I couldn’t figure out the third party site’s authentication system, so instead of pulling in a page and parsing it using BeautifulSoup, I use Selenium to attach to it like a web browser.
The third party site, however, is utterly terribly written. It’s full of tables nested within tables, and missing closing tags and everything else that reminds you of the old “FrontPage” designed sites that only worked on IE. They don’t consistently use ids or names or anything else to help me find the right bits of data, so I’ve had to wing it and parse things out using regular expressions all over the place. But worse is that every now and then they change things around a bit in a way that breaks my scraping.
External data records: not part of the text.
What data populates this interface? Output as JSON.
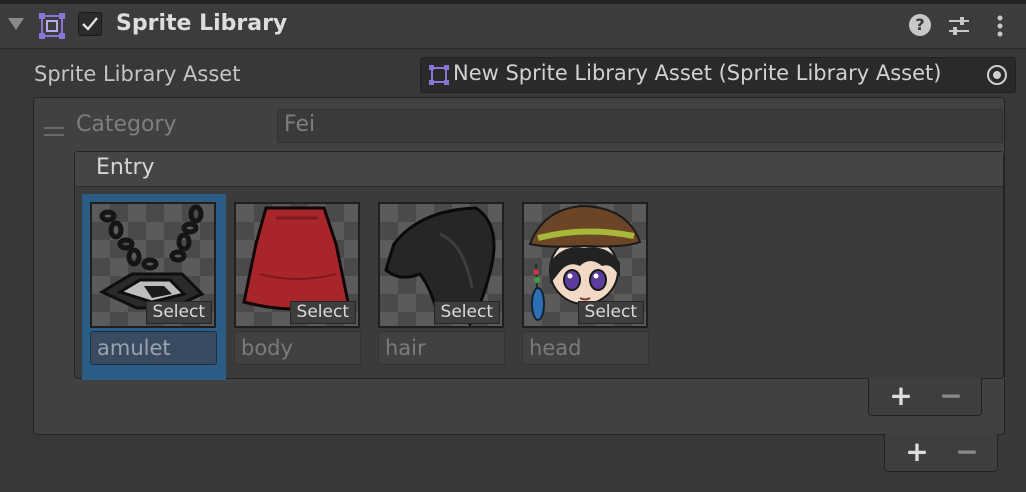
{
  "component": {
    "title": "Sprite Library",
    "enabled": true,
    "fold_icon": "foldout-expanded-icon",
    "component_icon": "sprite-library-icon",
    "help_icon_label": "?",
    "presets_icon": "presets-icon",
    "menu_icon": "kebab-menu-icon"
  },
  "asset_field": {
    "label": "Sprite Library Asset",
    "value": "New Sprite Library Asset (Sprite Library Asset)",
    "picker_icon": "object-picker-icon"
  },
  "category": {
    "label": "Category",
    "value": "Fei"
  },
  "entry": {
    "label": "Entry",
    "select_label": "Select",
    "items": [
      {
        "name": "amulet",
        "sprite": "amulet"
      },
      {
        "name": "body",
        "sprite": "body"
      },
      {
        "name": "hair",
        "sprite": "hair"
      },
      {
        "name": "head",
        "sprite": "head"
      }
    ],
    "selected_index": 0
  },
  "list_controls": {
    "add": "+",
    "remove": "−"
  },
  "colors": {
    "selection": "#2c5d87",
    "accent_icon": "#8b74d8"
  }
}
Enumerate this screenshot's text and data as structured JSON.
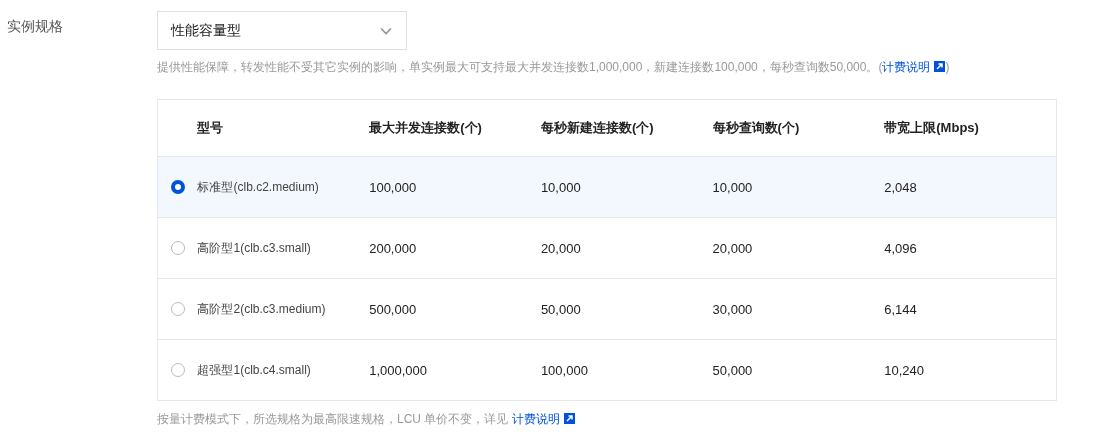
{
  "field_label": "实例规格",
  "select": {
    "value": "性能容量型"
  },
  "hint": {
    "text": "提供性能保障，转发性能不受其它实例的影响，单实例最大可支持最大并发连接数1,000,000，新建连接数100,000，每秒查询数50,000。(",
    "link": "计费说明",
    "after": ")"
  },
  "table": {
    "columns": [
      "型号",
      "最大并发连接数(个)",
      "每秒新建连接数(个)",
      "每秒查询数(个)",
      "带宽上限(Mbps)"
    ],
    "rows": [
      {
        "selected": true,
        "cells": [
          "标准型(clb.c2.medium)",
          "100,000",
          "10,000",
          "10,000",
          "2,048"
        ]
      },
      {
        "selected": false,
        "cells": [
          "高阶型1(clb.c3.small)",
          "200,000",
          "20,000",
          "20,000",
          "4,096"
        ]
      },
      {
        "selected": false,
        "cells": [
          "高阶型2(clb.c3.medium)",
          "500,000",
          "50,000",
          "30,000",
          "6,144"
        ]
      },
      {
        "selected": false,
        "cells": [
          "超强型1(clb.c4.small)",
          "1,000,000",
          "100,000",
          "50,000",
          "10,240"
        ]
      }
    ]
  },
  "footer": {
    "text": "按量计费模式下，所选规格为最高限速规格，LCU 单价不变，详见 ",
    "link": "计费说明"
  }
}
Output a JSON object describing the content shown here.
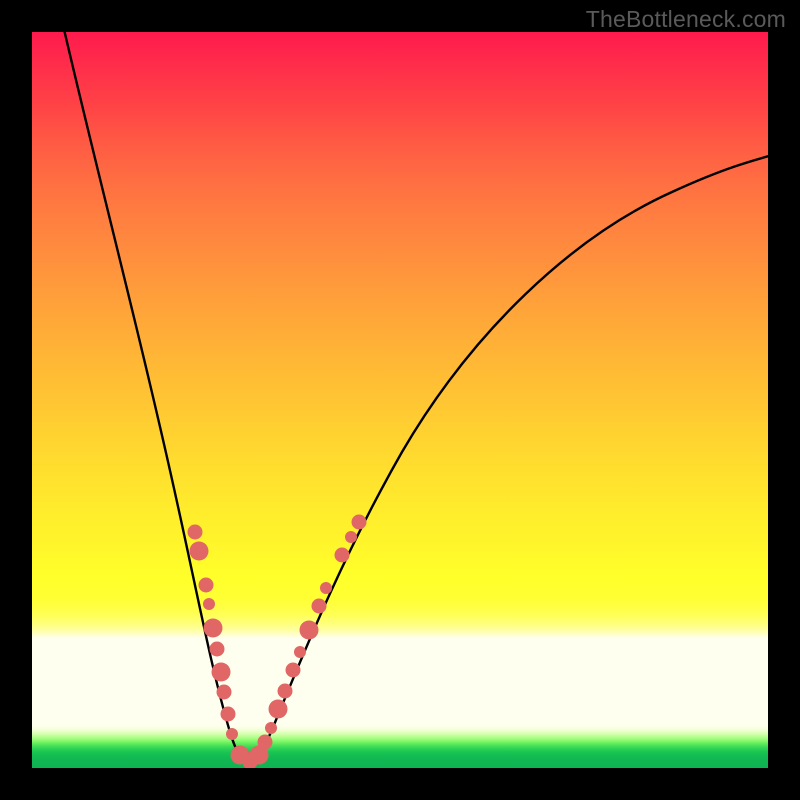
{
  "watermark": "TheBottleneck.com",
  "chart_data": {
    "type": "line",
    "title": "",
    "xlabel": "",
    "ylabel": "",
    "xlim": [
      0,
      100
    ],
    "ylim": [
      0,
      100
    ],
    "series": [
      {
        "name": "bottleneck-curve",
        "x": [
          3,
          5,
          8,
          11,
          15,
          18,
          20,
          22,
          24,
          25,
          26,
          27,
          28,
          29,
          30,
          31,
          33,
          36,
          40,
          45,
          52,
          60,
          70,
          82,
          95,
          100
        ],
        "y": [
          100,
          90,
          75,
          60,
          42,
          30,
          22,
          14,
          8,
          4,
          2,
          1,
          0,
          0,
          1,
          3,
          7,
          15,
          24,
          33,
          42,
          50,
          57,
          63,
          68,
          70
        ]
      }
    ],
    "markers": [
      {
        "name": "left-cluster",
        "x_range": [
          20,
          26
        ],
        "y_range": [
          2,
          35
        ]
      },
      {
        "name": "right-cluster",
        "x_range": [
          28,
          38
        ],
        "y_range": [
          1,
          33
        ]
      },
      {
        "name": "bottom-cluster",
        "x_range": [
          25,
          29
        ],
        "y_range": [
          0,
          3
        ]
      }
    ],
    "background_gradient": {
      "top": "#ff1a4d",
      "mid": "#fff62b",
      "pale_band": "#fffff0",
      "bottom": "#0fb452"
    },
    "frame_color": "#000000",
    "curve_color": "#000000",
    "marker_color": "#e06766"
  }
}
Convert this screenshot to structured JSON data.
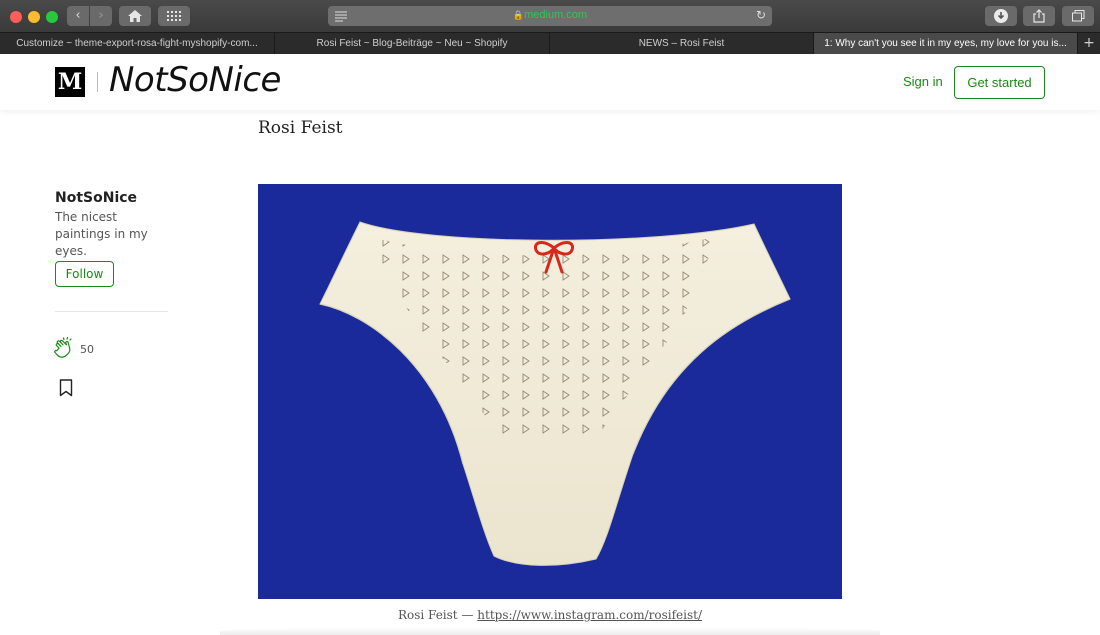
{
  "browser": {
    "url": "medium.com",
    "tabs": [
      {
        "label": "Customize ~ theme-export-rosa-fight-myshopify-com..."
      },
      {
        "label": "Rosi Feist ~ Blog-Beiträge ~ Neu ~ Shopify"
      },
      {
        "label": "NEWS – Rosi Feist"
      },
      {
        "label": "1: Why can't you see it in my eyes, my love for you is..."
      }
    ],
    "new_tab": "+"
  },
  "header": {
    "logo_letter": "M",
    "publication": "NotSoNice",
    "sign_in": "Sign in",
    "get_started": "Get started"
  },
  "article": {
    "author": "Rosi Feist",
    "caption_prefix": "Rosi Feist — ",
    "caption_link": "https://www.instagram.com/rosifeist/",
    "image_subject": "paper-cut white underwear with red bow on blue background"
  },
  "sidebar": {
    "title": "NotSoNice",
    "description": "The nicest paintings in my eyes.",
    "follow": "Follow",
    "claps": "50"
  },
  "colors": {
    "accent_green": "#1a8917",
    "artwork_blue": "#1a2a9a",
    "paper_cream": "#f2eddc",
    "bow_red": "#d8281c"
  }
}
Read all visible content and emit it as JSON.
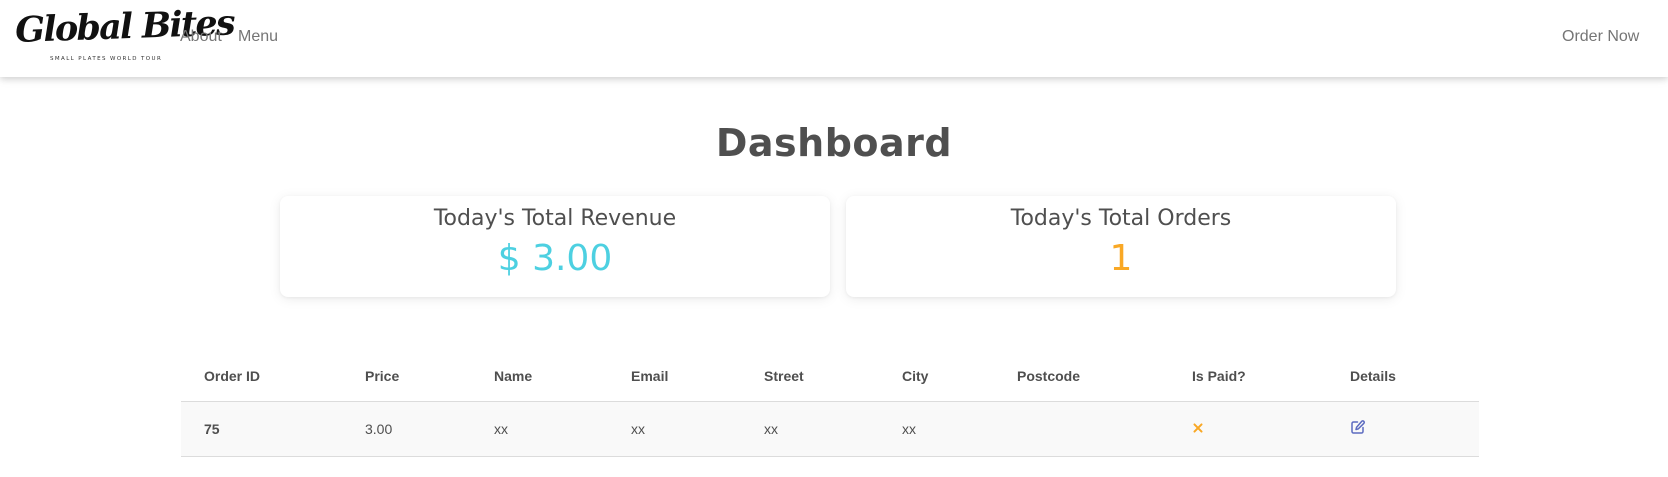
{
  "brand": {
    "name": "Global Bites",
    "tagline": "SMALL PLATES WORLD TOUR"
  },
  "nav": {
    "about": "About",
    "menu": "Menu",
    "order_now": "Order Now"
  },
  "dashboard": {
    "title": "Dashboard",
    "revenue": {
      "label": "Today's Total Revenue",
      "value": "$ 3.00"
    },
    "orders": {
      "label": "Today's Total Orders",
      "value": "1"
    }
  },
  "table": {
    "columns": [
      "Order ID",
      "Price",
      "Name",
      "Email",
      "Street",
      "City",
      "Postcode",
      "Is Paid?",
      "Details"
    ],
    "rows": [
      {
        "order_id": "75",
        "price": "3.00",
        "name": "xx",
        "email": "xx",
        "street": "xx",
        "city": "xx",
        "postcode": "",
        "is_paid_icon": "close-icon",
        "details_icon": "edit-icon"
      }
    ]
  },
  "colors": {
    "revenue_value": "#4dd0e1",
    "orders_value": "#f9a825",
    "unpaid_icon": "#f9a825",
    "edit_icon": "#5c6bc0",
    "text": "#4f4f4f",
    "nav_link": "#757575"
  }
}
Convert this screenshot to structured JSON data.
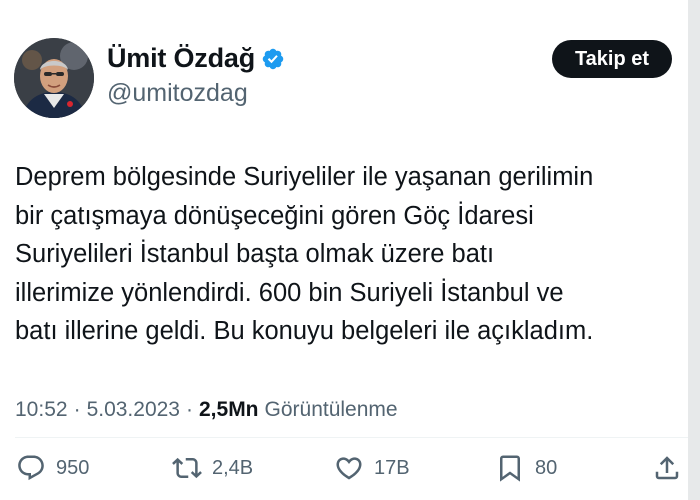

The way I’ve been scraping in the past was I used the Selenium “standalone” jar, attaching to this java process that pretends to be a web browser without actually being a browser. Which is important, because I run the scraping process on my web server, which is a headless linode, and like most web servers doesn’t even have X11 running on it. (Some components of X11 got installed on it a while back because something needed something that needed something that needed fonts, and voila, suddenly I’ve got bits of X11 installed.)
This method has worked great for several years – when I’m debugging at home I use the version of the Selenium webdriver that fires up a Chrome or a Firefox instance and scrapes, but then when it’s working fine I switch over to the version that connects to a
java -jar selenium-standalone.jar process. I don’t know what the official term is, so I’m just going to call it “the selenium process”.
I tried a bunch of different ideas, and followed a bazillion web links and tried a bunch of things from those places. Nothing worked. Eventually I had to give up and install Firefox on my web server, and an optional piece of the selenium api called “geckodriver” that launches Firefox. Fortunately selenium knows how to launch Firefox in a headless manner (although installing it did drag in even more bits of X11 that I don’t actually want or need). That actually worked on the site, after I figured out how to put the geckodriver file somewhere on the path and get the geckodriver.log file put somewhere useful. But I’ve got it done for now. Until the next gratuitous change.